About this task
From the records below, copy every line that contains the word "value".

Records to process
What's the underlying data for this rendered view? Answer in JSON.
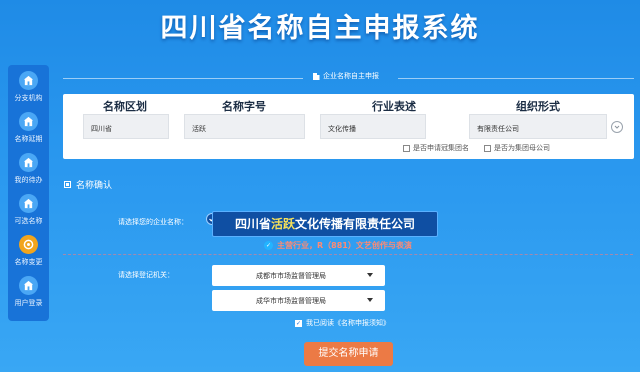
{
  "header": {
    "title": "四川省名称自主申报系统"
  },
  "sidebar": {
    "items": [
      {
        "label": "分支机构",
        "icon": "home-icon",
        "active": false
      },
      {
        "label": "名称延期",
        "icon": "home-icon",
        "active": false
      },
      {
        "label": "我的待办",
        "icon": "home-icon",
        "active": false
      },
      {
        "label": "可选名称",
        "icon": "home-icon",
        "active": false
      },
      {
        "label": "名称变更",
        "icon": "settings-icon",
        "active": true
      },
      {
        "label": "用户登录",
        "icon": "home-icon",
        "active": false
      }
    ]
  },
  "section": {
    "title": "企业名称自主申报"
  },
  "form": {
    "columns": [
      {
        "header": "名称区划",
        "value": "四川省"
      },
      {
        "header": "名称字号",
        "value": "活跃"
      },
      {
        "header": "行业表述",
        "value": "文化传播"
      },
      {
        "header": "组织形式",
        "value": "有限责任公司"
      }
    ],
    "checkboxes": [
      {
        "label": "是否申请冠集团名",
        "checked": false
      },
      {
        "label": "是否为集团母公司",
        "checked": false
      }
    ]
  },
  "confirm": {
    "heading": "名称确认",
    "company_label": "请选择您的企业名称：",
    "company_prefix": "四川省",
    "company_highlight": "活跃",
    "company_suffix": "文化传播有限责任公司",
    "industry_text": "主营行业，R（881）文艺创作与表演",
    "authority_label": "请选择登记机关：",
    "authority_1": "成都市市场监督管理局",
    "authority_2": "成华市市场监督管理局",
    "agree_text": "我已阅读《名称申报须知》",
    "agree_checked": true,
    "submit_label": "提交名称申请"
  }
}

Task response
        "value": "四川省"
        "value": "活跃"
        "value": "文化传播"
        "value": "有限责任公司"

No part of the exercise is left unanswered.